### TRY IT
A line qualifies if it holds the string "list". Copy every qualifying line from the records.

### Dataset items
======
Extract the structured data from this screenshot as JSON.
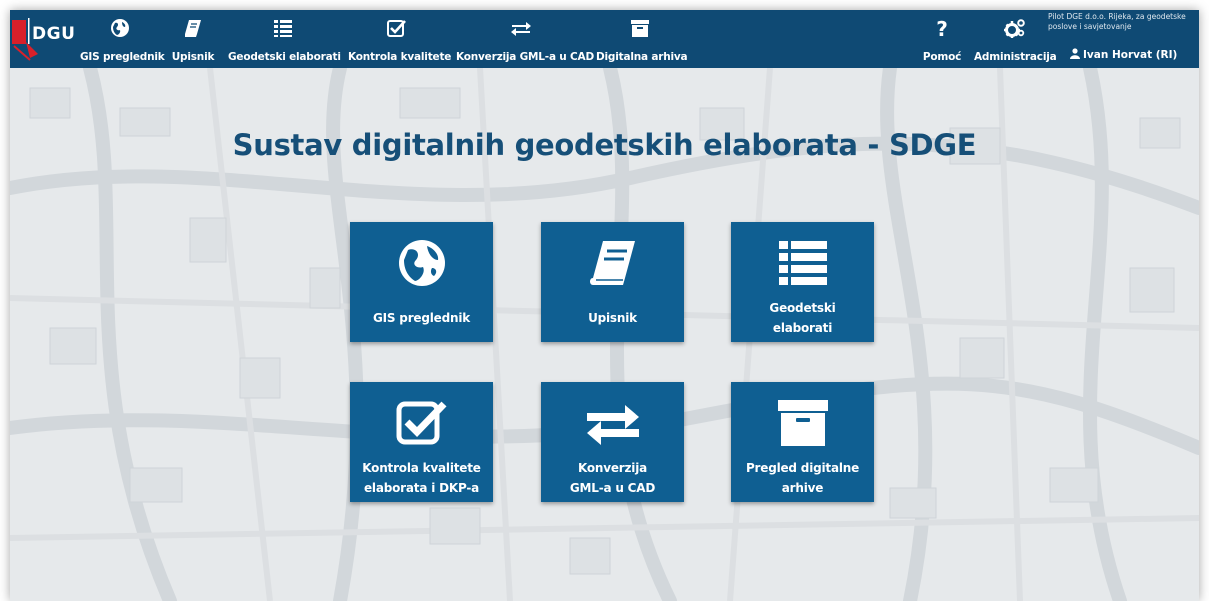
{
  "logo": {
    "text": "DGU"
  },
  "nav": {
    "items": [
      {
        "label": "GIS preglednik",
        "icon": "globe-icon"
      },
      {
        "label": "Upisnik",
        "icon": "book-icon"
      },
      {
        "label": "Geodetski elaborati",
        "icon": "list-icon"
      },
      {
        "label": "Kontrola kvalitete",
        "icon": "checkbox-icon"
      },
      {
        "label": "Konverzija GML-a u CAD",
        "icon": "exchange-icon"
      },
      {
        "label": "Digitalna arhiva",
        "icon": "archive-icon"
      }
    ],
    "right": [
      {
        "label": "Pomoć",
        "icon": "question-icon"
      },
      {
        "label": "Administracija",
        "icon": "gears-icon"
      }
    ]
  },
  "org": {
    "text": "Pilot DGE d.o.o. Rijeka, za geodetske poslove i savjetovanje"
  },
  "user": {
    "name": "Ivan Horvat (RI)"
  },
  "page": {
    "title": "Sustav digitalnih geodetskih elaborata - SDGE"
  },
  "tiles": [
    {
      "line1": "GIS preglednik",
      "line2": "",
      "icon": "globe-icon"
    },
    {
      "line1": "Upisnik",
      "line2": "",
      "icon": "book-icon"
    },
    {
      "line1": "Geodetski",
      "line2": "elaborati",
      "icon": "list-icon"
    },
    {
      "line1": "Kontrola kvalitete",
      "line2": "elaborata i DKP-a",
      "icon": "checkbox-icon"
    },
    {
      "line1": "Konverzija",
      "line2": "GML-a u CAD",
      "icon": "exchange-icon"
    },
    {
      "line1": "Pregled digitalne",
      "line2": "arhive",
      "icon": "archive-icon"
    }
  ],
  "colors": {
    "navbar": "#0f4a74",
    "tile": "#0f5f92",
    "title": "#164f78",
    "logo_red": "#d9202a"
  }
}
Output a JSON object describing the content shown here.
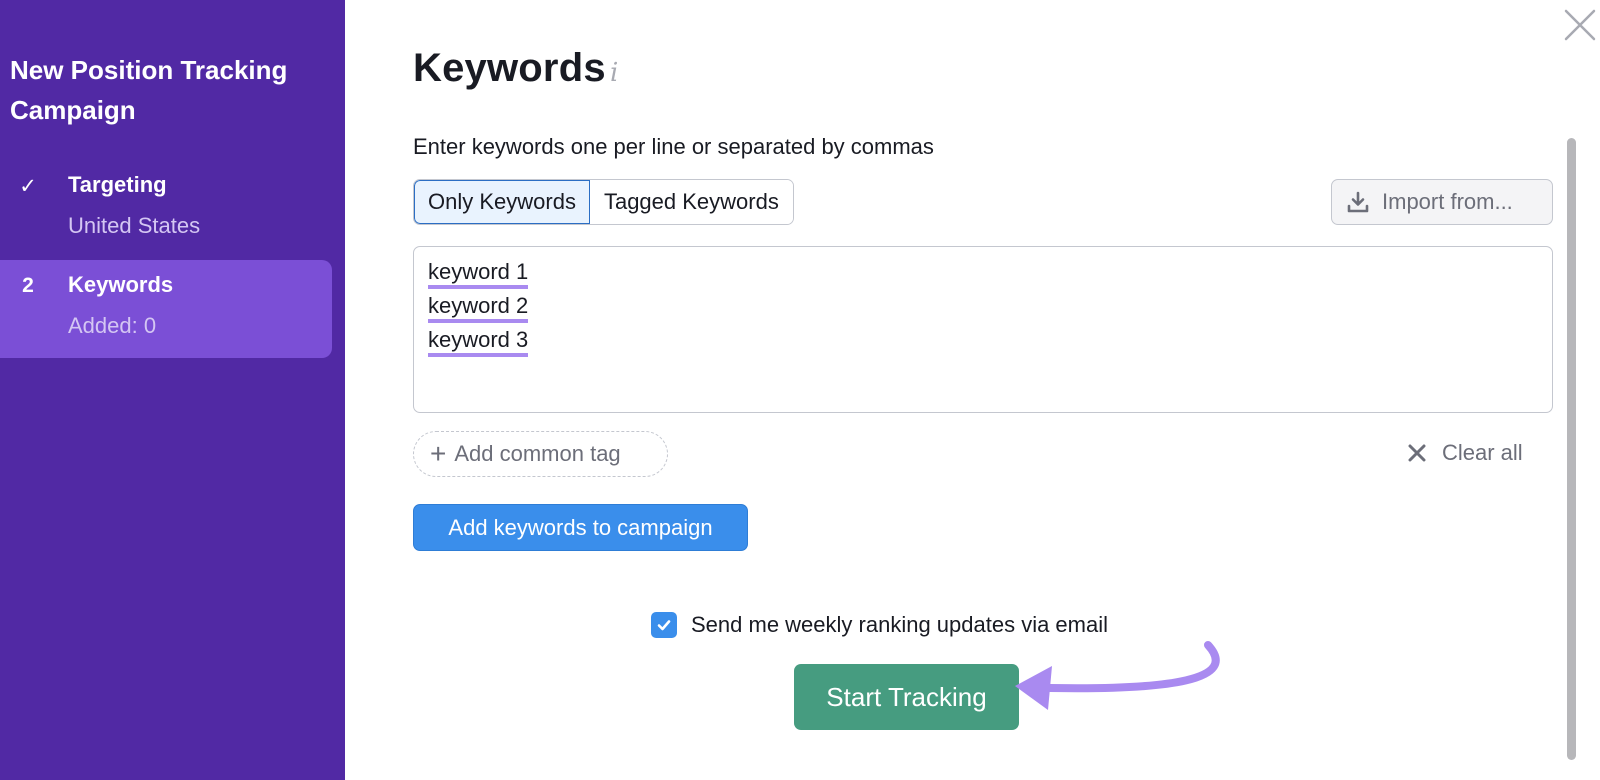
{
  "sidebar": {
    "title": "New Position Tracking Campaign",
    "steps": [
      {
        "marker": "✓",
        "label": "Targeting",
        "sub": "United States",
        "state": "done"
      },
      {
        "marker": "2",
        "label": "Keywords",
        "sub": "Added: 0",
        "state": "active"
      }
    ]
  },
  "main": {
    "title": "Keywords",
    "info_icon": "i",
    "hint": "Enter keywords one per line or separated by commas",
    "tabs": [
      {
        "label": "Only Keywords",
        "selected": true
      },
      {
        "label": "Tagged Keywords",
        "selected": false
      }
    ],
    "import_label": "Import from...",
    "keywords": [
      "keyword 1",
      "keyword 2",
      "keyword 3"
    ],
    "add_tag_label": "Add common tag",
    "clear_all_label": "Clear all",
    "add_keywords_label": "Add keywords to campaign",
    "email_checkbox": {
      "label": "Send me weekly ranking updates via email",
      "checked": true
    },
    "start_label": "Start Tracking"
  },
  "colors": {
    "sidebar_bg": "#5129a4",
    "sidebar_active": "#7b4fd6",
    "primary_blue": "#3a8eeb",
    "start_green": "#469c80",
    "annotation_purple": "#a98af0"
  }
}
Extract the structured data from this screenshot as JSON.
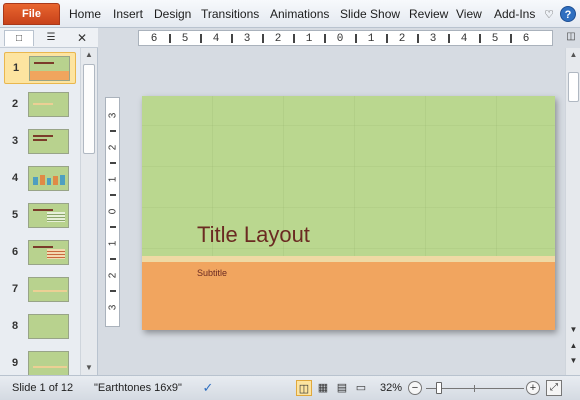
{
  "ribbon": {
    "file_label": "File",
    "tabs": [
      "Home",
      "Insert",
      "Design",
      "Transitions",
      "Animations",
      "Slide Show",
      "Review",
      "View",
      "Add-Ins"
    ]
  },
  "panel": {
    "close_glyph": "✕",
    "slide_numbers": [
      "1",
      "2",
      "3",
      "4",
      "5",
      "6",
      "7",
      "8",
      "9"
    ]
  },
  "rulers": {
    "horizontal": [
      "6",
      "5",
      "4",
      "3",
      "2",
      "1",
      "0",
      "1",
      "2",
      "3",
      "4",
      "5",
      "6"
    ],
    "vertical": [
      "3",
      "2",
      "1",
      "0",
      "1",
      "2",
      "3"
    ]
  },
  "slide": {
    "title": "Title Layout",
    "subtitle": "Subtitle"
  },
  "status": {
    "slide_info": "Slide 1 of 12",
    "theme": "\"Earthtones 16x9\"",
    "zoom": "32%",
    "zoom_percent": 32
  },
  "colors": {
    "file_tab": "#d24f24",
    "slide_green": "#bad78f",
    "slide_orange": "#f1a55f",
    "title_text": "#6b2a22",
    "selection": "#fde4a0"
  }
}
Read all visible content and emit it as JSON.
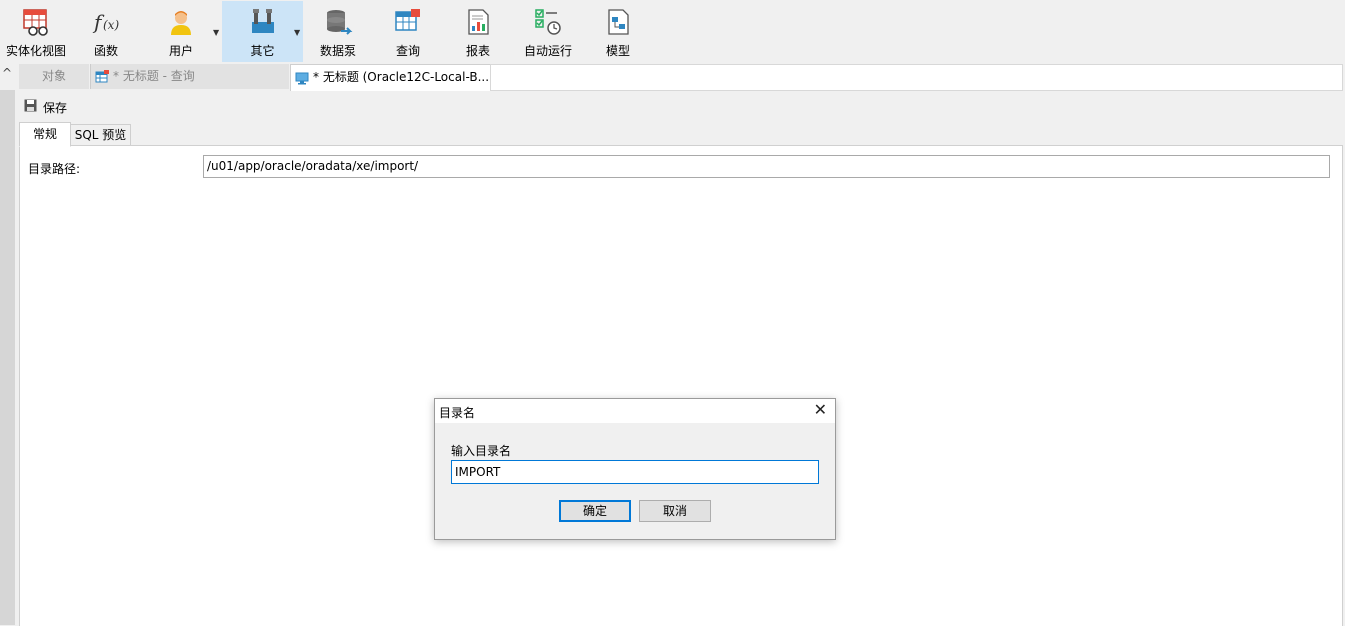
{
  "toolbar": {
    "items": [
      {
        "label": "实体化视图",
        "icon": "materialized-view-icon"
      },
      {
        "label": "函数",
        "icon": "function-icon"
      },
      {
        "label": "用户",
        "icon": "user-icon"
      },
      {
        "label": "其它",
        "icon": "tools-icon"
      },
      {
        "label": "数据泵",
        "icon": "data-pump-icon"
      },
      {
        "label": "查询",
        "icon": "query-icon"
      },
      {
        "label": "报表",
        "icon": "report-icon"
      },
      {
        "label": "自动运行",
        "icon": "automation-icon"
      },
      {
        "label": "模型",
        "icon": "model-icon"
      }
    ],
    "active_item": "其它"
  },
  "tabs": {
    "objects": "对象",
    "query": "* 无标题 - 查询",
    "directory": "* 无标题 (Oracle12C-Local-B..."
  },
  "editor": {
    "save_label": "保存",
    "subtabs": [
      "常规",
      "SQL 预览"
    ],
    "directory_path_label": "目录路径:",
    "directory_path_value": "/u01/app/oracle/oradata/xe/import/"
  },
  "dialog": {
    "title": "目录名",
    "prompt": "输入目录名",
    "input_value": "IMPORT",
    "ok_label": "确定",
    "cancel_label": "取消"
  },
  "colors": {
    "active_toolbar_bg": "#cce4f7",
    "focus_blue": "#0078d7"
  }
}
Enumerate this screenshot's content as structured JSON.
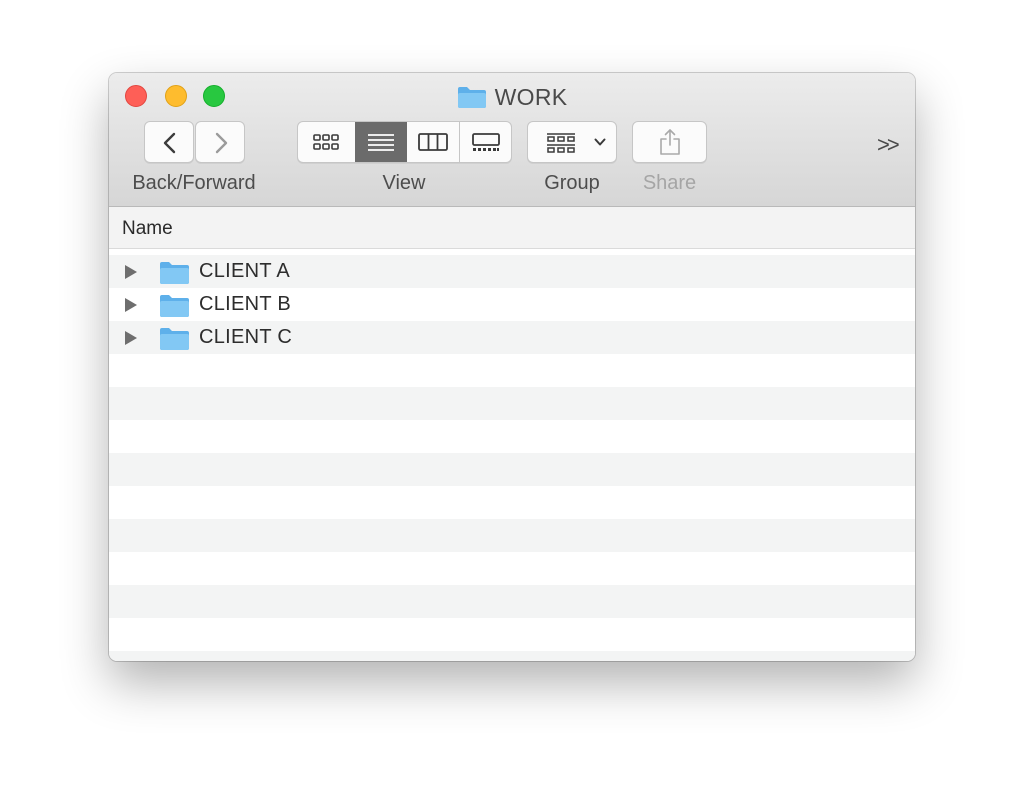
{
  "window": {
    "title": "WORK",
    "title_icon": "folder-icon"
  },
  "toolbar": {
    "back_forward_label": "Back/Forward",
    "view_label": "View",
    "group_label": "Group",
    "share_label": "Share",
    "view_modes": [
      "icons",
      "list",
      "columns",
      "gallery"
    ],
    "active_view": "list",
    "overflow_glyph": ">>"
  },
  "header": {
    "name_column": "Name"
  },
  "items": [
    {
      "name": "CLIENT A",
      "kind": "folder"
    },
    {
      "name": "CLIENT B",
      "kind": "folder"
    },
    {
      "name": "CLIENT C",
      "kind": "folder"
    }
  ],
  "colors": {
    "folder": "#7ac4f2",
    "close": "#fe5f57",
    "minimize": "#febc2e",
    "maximize": "#28c840",
    "row_stripe": "#f3f4f4"
  }
}
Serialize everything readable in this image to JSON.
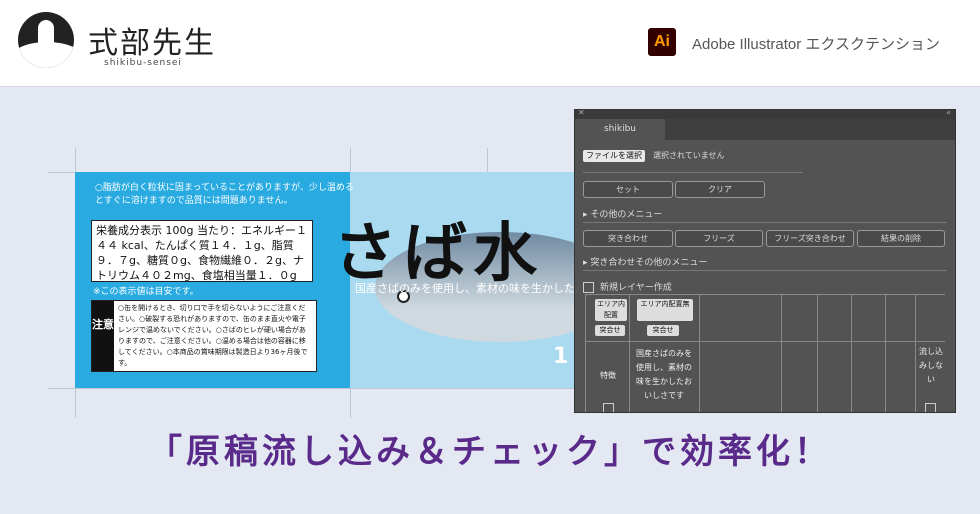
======
### SOLUTION TO THIS EXERCISE
        "icon": "list-icon"
      "icon": "list-icon"
      "list",
    "active_view": "list",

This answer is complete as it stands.